Type: Plot cliche
What made it popular: Dragon Ball series again, early sports anime
Cliche Level: High
Where can you find it: Most battle-shounen and sports anime, but it may also appear in different demographics and genres.
Congratulations, you successfully managed to create an interesting or badass villain for your protagonist to fight. His popularity surges as the audience loves him/her, outgrowing even the main characters in terms of popularity.
However you are unfortunately finished with the arc/season of the villain, your protagonist has defeated him and he no longer has a reason to stick around. It becomes obvious that your audience would be saddened/angry if you just put the character to the sideline and would cause your sales to plummet. What do you do in this situation?
Make him the protagonist friend of course! From enemy to best friend/comrade!
Defeat=Friendship is usually used in long running series that have multiple arcs, as there is obviously no reason to do this if your show is about to end. It is a tool to keep the audience around, or rather, the respective fanbase of the character.There are multiple methods of how a character can switch from the side of the villain to the side of the heroes, such as
1. Villain was revealed to be good all along ( Even though it was never foreshadowed or implied previously)
2. Realized that he was wrong the entire time and tries to redeem himself by joining the main characters
3. After witnessing the main characters comradely, the villain may decide that it must be nice to have friends and a place he can belong to, joins the main characters.
4. The villain becomes the rival to the protagonist who occasionally helps him out. (Bleach for example)
5. It is revealed that the villain was actually controlled by a larger group of villains, previously unmentioned
6. The protagonist kicked the ‘good’ into them
7. Or for simply no reason at all! (I’m looking at you fairy tail)
Whatever method is used, it is still essentially the same shit, that we have seen over a hundred times. Some series pretty much make this their entire theme and repeat it every arc, I’m talking about shows like Lyrical Nanoha and Mahou Sensei Negima.
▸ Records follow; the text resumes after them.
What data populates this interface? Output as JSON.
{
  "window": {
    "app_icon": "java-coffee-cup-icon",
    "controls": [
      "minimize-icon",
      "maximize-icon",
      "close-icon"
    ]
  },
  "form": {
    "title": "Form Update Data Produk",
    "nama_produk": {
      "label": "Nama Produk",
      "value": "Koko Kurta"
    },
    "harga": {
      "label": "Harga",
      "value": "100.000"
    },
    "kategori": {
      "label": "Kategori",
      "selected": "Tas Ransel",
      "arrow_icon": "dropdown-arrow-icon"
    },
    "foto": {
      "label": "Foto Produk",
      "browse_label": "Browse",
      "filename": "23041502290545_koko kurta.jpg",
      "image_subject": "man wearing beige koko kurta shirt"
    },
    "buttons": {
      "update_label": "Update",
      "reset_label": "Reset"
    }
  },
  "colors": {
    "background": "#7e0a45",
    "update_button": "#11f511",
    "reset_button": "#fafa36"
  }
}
Why it’s bad: This is the typical example of a writer falling to either the pull of the audience or good old greed, instead of doing the story as they originally planned and wanted to be. This cliche is especially corny in shounen’s as you can already see it coming from a mile away, and if repeated a number of times, it will simply create a bloat of characters, a.k.a. more characters than you need and can actually work with at the same time. And because these things are usually done due to the pull of money or the audience, they just happen too suddenly and without any prior base building to be seen as a legit form of character development, its very obvious when a writer didn’t make plans for this kind of development.